Egypt elects radical President

Flag of Egypt. What happened in Egypt is a metaphor for American policy failures in the Middle East.
Print Friendly

Egypt elected a radical President last week. During the campaign, Mohammad Morsi called for Sharia law and a war with Israel, with Jerusalem as his objective. But now that he seems to have the votes, he talks only of “peace and unity.” He might be doing that because he does not have the army behind him, and knows it.

Egypt election results

Flag of Egypt

Flag of Egypt

Morsi was the candidate of the Muslim Brotherhood. More than thirty years ago, the Muslim Brotherhood arranged for a team of assassins to “frag” President Anwar el-Sadat while the army passed in review before him. Hosni Mubarak succeeded him, purged the army, and forbade the Muslim Brotherhood to run election candidates ever again.

Last year, in the “Arab Spring,” Hosni Mubarak fell from power. Last week, Morsi ran against Mubarak’s former Prime Minister, Ahmed Shafiq. Morsi won, with 52 percent of the vote. In his victory speech, he called at once for “peace and unity” in his country. He also pledged to honor the treaties Egypt now has with various countries. (But Fox News Channel, at 9:24 a.m. today, quoted him as wanting to “rethink” the Camp David Treaty. He also wants a stronger tie with Iran.) But a month ago he talked of imposing Sharia law in Egypt.

This Presidential election provoked domestic violence. An Egyptian beat his pregnant wife to death after she refused to vote for Morsi. That, according to Al-Arabiya News, was only one of many such cases. It also shows how badly Muslim Brotherhood supporters would like to go to war with someone, to show how much power they have.

More to the point, secular parties in Egypt bitterly accused United States diplomats of supporting the Muslim Brotherhood. Putative President Barack H. Obama has already called Morsi on the telephone to congratulate him on his win.

Warlike rhetoric

Mohammed Morsi scares officials in Israel, and friends of Israel, with his rhetoric.
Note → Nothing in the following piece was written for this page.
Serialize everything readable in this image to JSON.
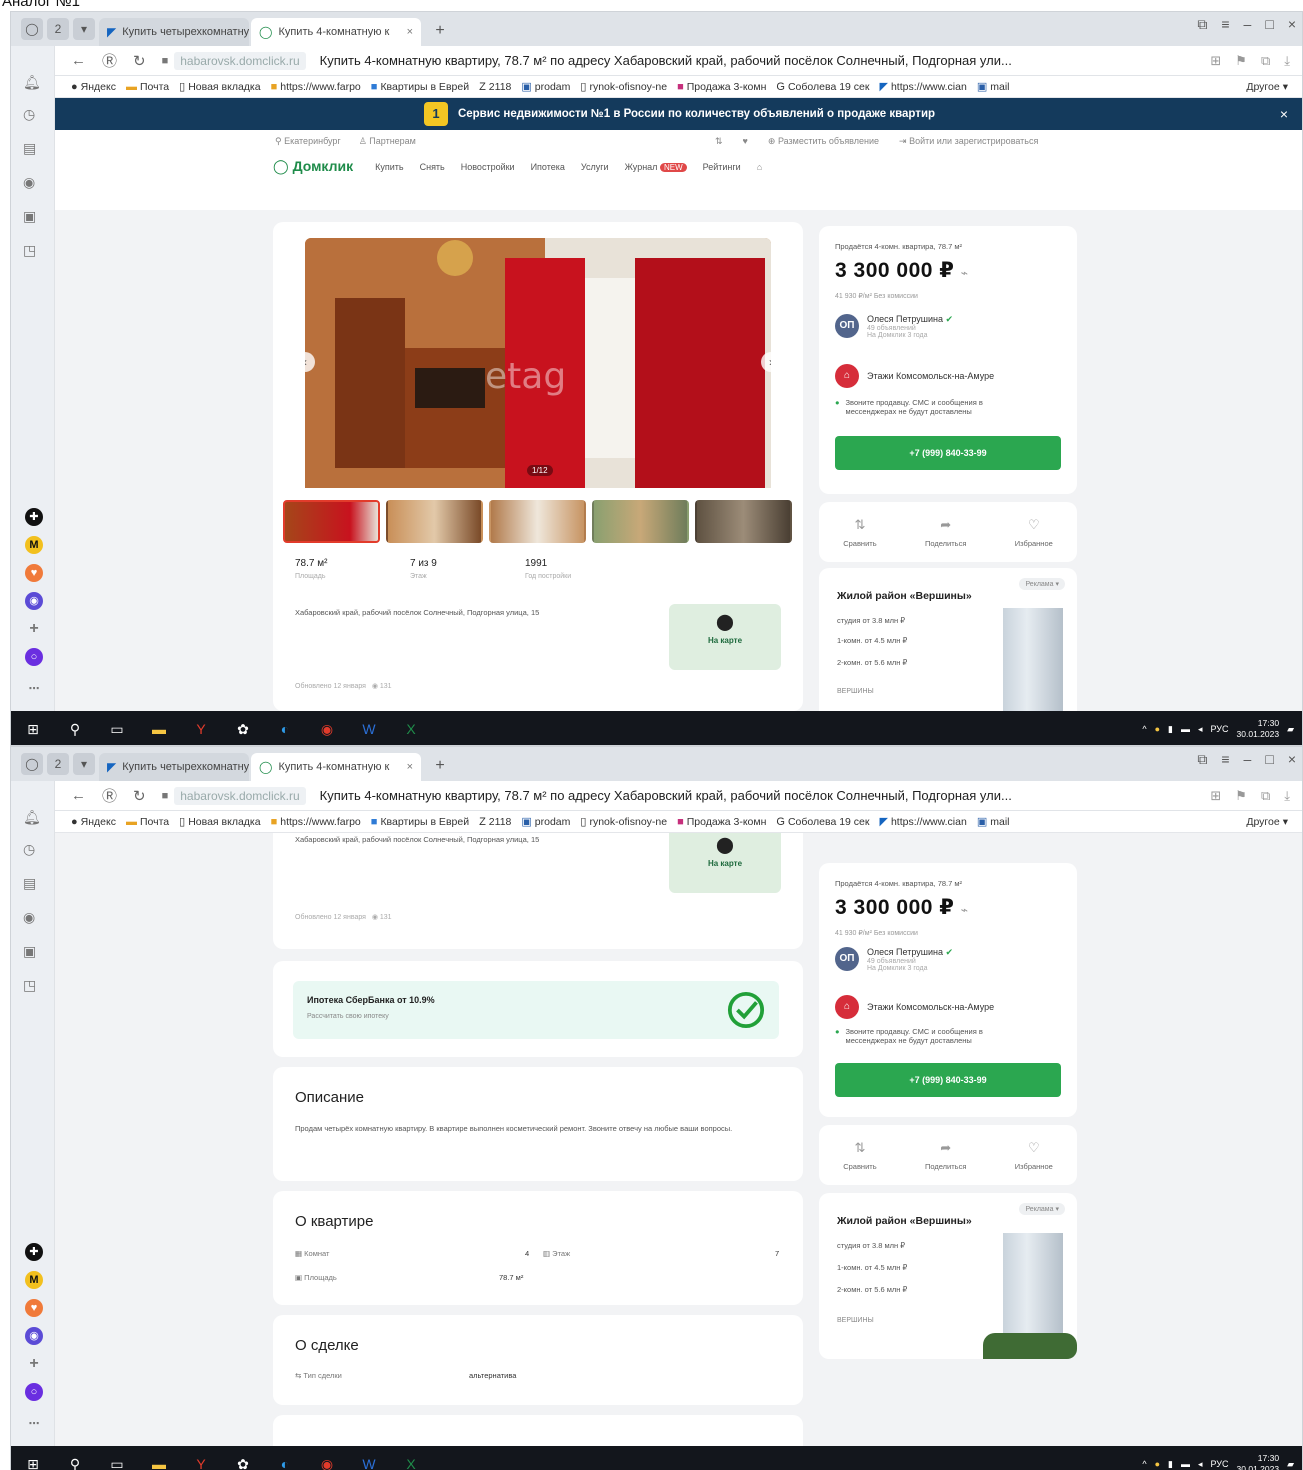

He called for Sharia law, but that’s not all. He also called for a wider war in the Middle East.

Our capital shall not be Cairo, Mecca, or Medina. It shall be Jerusalem!

The Muslim Brotherhood also has an important ally across the Sinai border. HAMAS (or in English, “Islamic Resistance Movement”) controls the Gaza Strip. HAMAS is also a Muslim Brotherhood creature.

Morsi has many “man-on-the-street” supporters who say the same thing.

Israeli officials have feared this for months. Rav Aluf Benny Ganz, chief of staff of the Tzahal (Defensive Armies of Israel), earlier called up six battalions of reserve troops and has authority to call up sixteen more.

What will the army do?

Rhetoric aside, Morsi cannot go to war with any country if he does not have the army behind him. And he might not.

Earlier this month, the Supreme Court of Egypt ruled that the parliamentary elections were not valid. The Muslim Brotherhood had taken most of the seats in those elections. The Supreme Council of the Armed Forces took their cue from the Court and dissolved Parliament last week. They also said they would limit severely the power of the President of Egypt.

Forty-five years ago, Gamal Abdel Nasser moved troops to the Sinai armistice line and closed the Straits of Tiran. That provoked Israel to attack Egypt, destroy the Egyptian Air Force on the ground, and seize the Sinai. Six years later, Anwar el-Sadat ordered his army to take the Sinai back. Instead, Israeli troops almost annihilated a large part of the Egyptian army. The only reason they did not was that the Soviet Union threatened to “go nuclear” if the Tzahal did not let the Egyptian forces retreat. Sadat then traveled to Jerusalem to sue for peace. Six years later, he and Menachem Begin signed the Camp David Treaty.

Nasser and Sadat had the army behind them when they acted. Muhammad Morsi does not. The army wants to limit his power, and maybe make him a figurehead (like the Queen of England). If Morsi and the generals cannot come to terms on how to run Egypt, Morsi could never order the armed forces to attack Israel and expect them to obey him.

The army doesn’t even seem to have control of the Sinai Peninsula. Terrorist groups and smugglers move about and work there, and the army can’t or won’t stop them.

So yes, Egypt has a new, radical President. This new President scares many people with his rhetoric. But he does not have the army behind him. Until he gets the army behind him, his rhetoric is nothing more than hot air.